▸ Material for this task:
* * * *

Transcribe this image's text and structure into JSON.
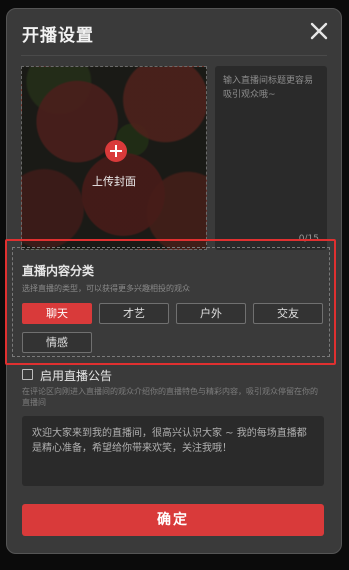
{
  "dialog": {
    "title": "开播设置",
    "close_icon": "close-icon"
  },
  "cover": {
    "upload_label": "上传封面",
    "upload_icon": "plus-circle-icon"
  },
  "title_input": {
    "placeholder": "输入直播间标题更容易吸引观众哦~",
    "count": "0/15"
  },
  "category": {
    "title": "直播内容分类",
    "subtitle": "选择直播的类型，可以获得更多兴趣相投的观众",
    "options": [
      "聊天",
      "才艺",
      "户外",
      "交友",
      "情感"
    ],
    "selected": "聊天"
  },
  "announcement": {
    "label": "启用直播公告",
    "enabled": false,
    "description": "在评论区向刚进入直播间的观众介绍你的直播特色与精彩内容，吸引观众停留在你的直播间",
    "text": "欢迎大家来到我的直播间，很高兴认识大家 ~ 我的每场直播都是精心准备，希望给你带来欢笑，关注我哦！"
  },
  "actions": {
    "confirm_label": "确定"
  },
  "colors": {
    "accent": "#d93a3a",
    "dialog_bg": "#3a3a3a",
    "highlight_border": "#e03030"
  }
}
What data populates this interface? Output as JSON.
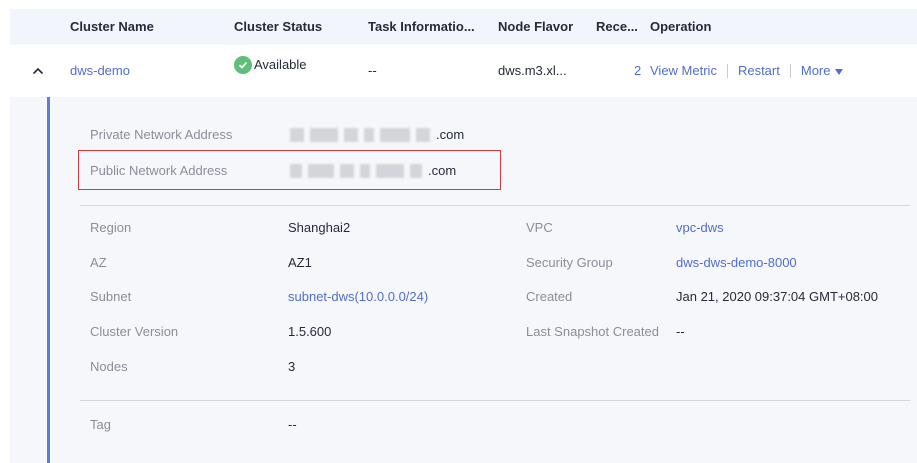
{
  "table": {
    "headers": {
      "name": "Cluster Name",
      "status": "Cluster Status",
      "task": "Task Informatio...",
      "flavor": "Node Flavor",
      "recent": "Rece...",
      "operation": "Operation"
    },
    "row": {
      "name": "dws-demo",
      "status": "Available",
      "task": "--",
      "flavor": "dws.m3.xl...",
      "recent": "2",
      "view_metric": "View Metric",
      "restart": "Restart",
      "more": "More"
    }
  },
  "detail": {
    "private_label": "Private Network Address",
    "private_suffix": ".com",
    "public_label": "Public Network Address",
    "public_suffix": ".com",
    "region_label": "Region",
    "region_value": "Shanghai2",
    "az_label": "AZ",
    "az_value": "AZ1",
    "subnet_label": "Subnet",
    "subnet_value": "subnet-dws(10.0.0.0/24)",
    "version_label": "Cluster Version",
    "version_value": "1.5.600",
    "nodes_label": "Nodes",
    "nodes_value": "3",
    "vpc_label": "VPC",
    "vpc_value": "vpc-dws",
    "sg_label": "Security Group",
    "sg_value": "dws-dws-demo-8000",
    "created_label": "Created",
    "created_value": "Jan 21, 2020 09:37:04 GMT+08:00",
    "snapshot_label": "Last Snapshot Created",
    "snapshot_value": "--",
    "tag_label": "Tag",
    "tag_value": "--"
  },
  "colors": {
    "link": "#526ecc",
    "status_ok": "#5fbf7a",
    "highlight_border": "#d9363e"
  }
}
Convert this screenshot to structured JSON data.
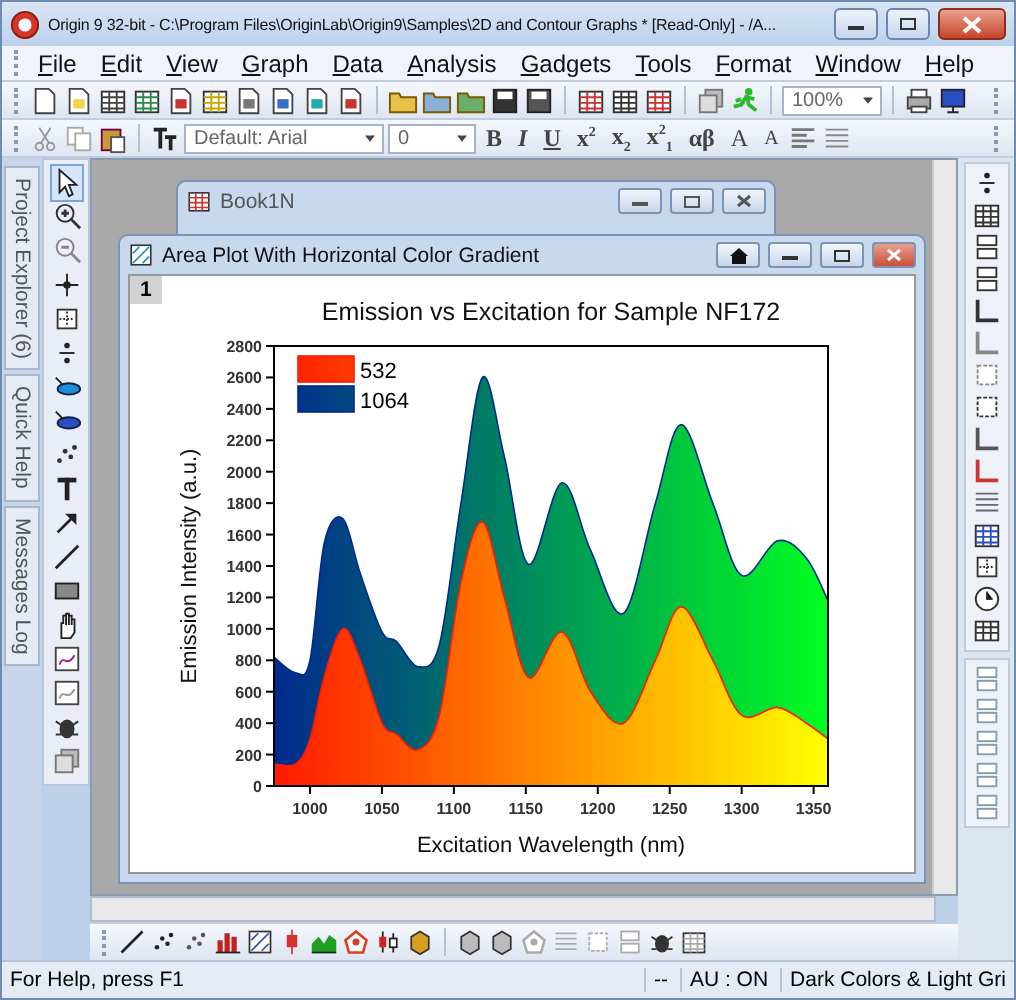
{
  "window": {
    "title": "Origin 9 32-bit - C:\\Program Files\\OriginLab\\Origin9\\Samples\\2D and Contour Graphs * [Read-Only] - /A..."
  },
  "menu": [
    "File",
    "Edit",
    "View",
    "Graph",
    "Data",
    "Analysis",
    "Gadgets",
    "Tools",
    "Format",
    "Window",
    "Help"
  ],
  "standard_toolbar": {
    "zoom": "100%"
  },
  "format_toolbar": {
    "font": "Default: Arial",
    "size": "0",
    "buttons": [
      {
        "label": "B",
        "kind": "bold"
      },
      {
        "label": "I",
        "kind": "italic"
      },
      {
        "label": "U",
        "kind": "underline"
      },
      {
        "label": "x$^{2}$",
        "kind": "superscript"
      },
      {
        "label": "x$_{2}$",
        "kind": "subscript"
      },
      {
        "label": "x$^{2}$$_{1}$",
        "kind": "supersubscript"
      },
      {
        "label": "αβ",
        "kind": "greek"
      },
      {
        "label": "A",
        "kind": "grow-font"
      },
      {
        "label": "A",
        "kind": "shrink-font"
      }
    ]
  },
  "side_tabs": [
    "Project Explorer (6)",
    "Quick Help",
    "Messages Log"
  ],
  "book_window": {
    "title": "Book1N"
  },
  "graph_window": {
    "title": "Area Plot With Horizontal Color Gradient",
    "layer": "1",
    "chart_data": {
      "type": "area",
      "title": "Emission vs Excitation for Sample NF172",
      "xlabel": "Excitation Wavelength (nm)",
      "ylabel": "Emission Intensity (a.u.)",
      "x": [
        975,
        990,
        1000,
        1010,
        1023,
        1035,
        1050,
        1060,
        1075,
        1090,
        1105,
        1120,
        1135,
        1152,
        1175,
        1195,
        1218,
        1240,
        1258,
        1280,
        1300,
        1325,
        1345,
        1360
      ],
      "series": [
        {
          "name": "532",
          "color": "#ff1a00",
          "values": [
            140,
            140,
            300,
            700,
            1000,
            800,
            400,
            330,
            230,
            450,
            1300,
            1680,
            1200,
            690,
            980,
            600,
            400,
            800,
            1140,
            800,
            450,
            500,
            400,
            300
          ]
        },
        {
          "name": "1064",
          "color": "#002a8f",
          "values": [
            820,
            720,
            800,
            1550,
            1700,
            1350,
            980,
            920,
            760,
            900,
            1800,
            2600,
            2100,
            1410,
            1930,
            1500,
            1100,
            1800,
            2300,
            1800,
            1340,
            1560,
            1450,
            1180
          ]
        }
      ],
      "legend": "upper left",
      "xlim": [
        975,
        1360
      ],
      "ylim": [
        0,
        2800
      ],
      "xticks": [
        1000,
        1050,
        1100,
        1150,
        1200,
        1250,
        1300,
        1350
      ],
      "yticks": [
        0,
        200,
        400,
        600,
        800,
        1000,
        1200,
        1400,
        1600,
        1800,
        2000,
        2200,
        2400,
        2600,
        2800
      ]
    }
  },
  "status_bar": {
    "help": "For Help, press F1",
    "fields": [
      "--",
      "AU : ON",
      "Dark Colors & Light Gri"
    ]
  }
}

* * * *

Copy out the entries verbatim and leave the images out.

▸ Response to the exercise:
Transcribe this image's text and structure into JSON.
{
  "dialog": {
    "title": "开播设置",
    "close_icon": "close-icon"
  },
  "cover": {
    "upload_label": "上传封面",
    "upload_icon": "plus-circle-icon"
  },
  "title_input": {
    "placeholder": "输入直播间标题更容易吸引观众哦~",
    "count": "0/15"
  },
  "category": {
    "title": "直播内容分类",
    "subtitle": "选择直播的类型，可以获得更多兴趣相投的观众",
    "options": [
      "聊天",
      "才艺",
      "户外",
      "交友",
      "情感"
    ],
    "selected": "聊天"
  },
  "announcement": {
    "label": "启用直播公告",
    "enabled": false,
    "description": "在评论区向刚进入直播间的观众介绍你的直播特色与精彩内容，吸引观众停留在你的直播间",
    "text": "欢迎大家来到我的直播间，很高兴认识大家 ~ 我的每场直播都是精心准备，希望给你带来欢笑，关注我哦！"
  },
  "actions": {
    "confirm_label": "确定"
  },
  "colors": {
    "accent": "#d93a3a",
    "dialog_bg": "#3a3a3a",
    "highlight_border": "#e03030"
  }
}
What data populates this interface? Output as JSON.
{
  "table": {
    "headers": {
      "name": "Cluster Name",
      "status": "Cluster Status",
      "task": "Task Informatio...",
      "flavor": "Node Flavor",
      "recent": "Rece...",
      "operation": "Operation"
    },
    "row": {
      "name": "dws-demo",
      "status": "Available",
      "task": "--",
      "flavor": "dws.m3.xl...",
      "recent": "2",
      "view_metric": "View Metric",
      "restart": "Restart",
      "more": "More"
    }
  },
  "detail": {
    "private_label": "Private Network Address",
    "private_suffix": ".com",
    "public_label": "Public Network Address",
    "public_suffix": ".com",
    "region_label": "Region",
    "region_value": "Shanghai2",
    "az_label": "AZ",
    "az_value": "AZ1",
    "subnet_label": "Subnet",
    "subnet_value": "subnet-dws(10.0.0.0/24)",
    "version_label": "Cluster Version",
    "version_value": "1.5.600",
    "nodes_label": "Nodes",
    "nodes_value": "3",
    "vpc_label": "VPC",
    "vpc_value": "vpc-dws",
    "sg_label": "Security Group",
    "sg_value": "dws-dws-demo-8000",
    "created_label": "Created",
    "created_value": "Jan 21, 2020 09:37:04 GMT+08:00",
    "snapshot_label": "Last Snapshot Created",
    "snapshot_value": "--",
    "tag_label": "Tag",
    "tag_value": "--"
  },
  "colors": {
    "link": "#526ecc",
    "status_ok": "#5fbf7a",
    "highlight_border": "#d9363e"
  }
}
Convert this screenshot to structured JSON data.
{
  "window": {
    "title": "Origin 9 32-bit - C:\\Program Files\\OriginLab\\Origin9\\Samples\\2D and Contour Graphs * [Read-Only] - /A..."
  },
  "menu": [
    "File",
    "Edit",
    "View",
    "Graph",
    "Data",
    "Analysis",
    "Gadgets",
    "Tools",
    "Format",
    "Window",
    "Help"
  ],
  "standard_toolbar": {
    "zoom": "100%"
  },
  "format_toolbar": {
    "font": "Default: Arial",
    "size": "0",
    "buttons": [
      {
        "label": "B",
        "kind": "bold"
      },
      {
        "label": "I",
        "kind": "italic"
      },
      {
        "label": "U",
        "kind": "underline"
      },
      {
        "label": "x$^{2}$",
        "kind": "superscript"
      },
      {
        "label": "x$_{2}$",
        "kind": "subscript"
      },
      {
        "label": "x$^{2}$$_{1}$",
        "kind": "supersubscript"
      },
      {
        "label": "αβ",
        "kind": "greek"
      },
      {
        "label": "A",
        "kind": "grow-font"
      },
      {
        "label": "A",
        "kind": "shrink-font"
      }
    ]
  },
  "side_tabs": [
    "Project Explorer (6)",
    "Quick Help",
    "Messages Log"
  ],
  "book_window": {
    "title": "Book1N"
  },
  "graph_window": {
    "title": "Area Plot With Horizontal Color Gradient",
    "layer": "1",
    "chart_data": {
      "type": "area",
      "title": "Emission vs Excitation for Sample NF172",
      "xlabel": "Excitation Wavelength (nm)",
      "ylabel": "Emission Intensity (a.u.)",
      "x": [
        975,
        990,
        1000,
        1010,
        1023,
        1035,
        1050,
        1060,
        1075,
        1090,
        1105,
        1120,
        1135,
        1152,
        1175,
        1195,
        1218,
        1240,
        1258,
        1280,
        1300,
        1325,
        1345,
        1360
      ],
      "series": [
        {
          "name": "532",
          "color": "#ff1a00",
          "values": [
            140,
            140,
            300,
            700,
            1000,
            800,
            400,
            330,
            230,
            450,
            1300,
            1680,
            1200,
            690,
            980,
            600,
            400,
            800,
            1140,
            800,
            450,
            500,
            400,
            300
          ]
        },
        {
          "name": "1064",
          "color": "#002a8f",
          "values": [
            820,
            720,
            800,
            1550,
            1700,
            1350,
            980,
            920,
            760,
            900,
            1800,
            2600,
            2100,
            1410,
            1930,
            1500,
            1100,
            1800,
            2300,
            1800,
            1340,
            1560,
            1450,
            1180
          ]
        }
      ],
      "legend": "upper left",
      "xlim": [
        975,
        1360
      ],
      "ylim": [
        0,
        2800
      ],
      "xticks": [
        1000,
        1050,
        1100,
        1150,
        1200,
        1250,
        1300,
        1350
      ],
      "yticks": [
        0,
        200,
        400,
        600,
        800,
        1000,
        1200,
        1400,
        1600,
        1800,
        2000,
        2200,
        2400,
        2600,
        2800
      ]
    }
  },
  "status_bar": {
    "help": "For Help, press F1",
    "fields": [
      "--",
      "AU : ON",
      "Dark Colors & Light Gri"
    ]
  }
}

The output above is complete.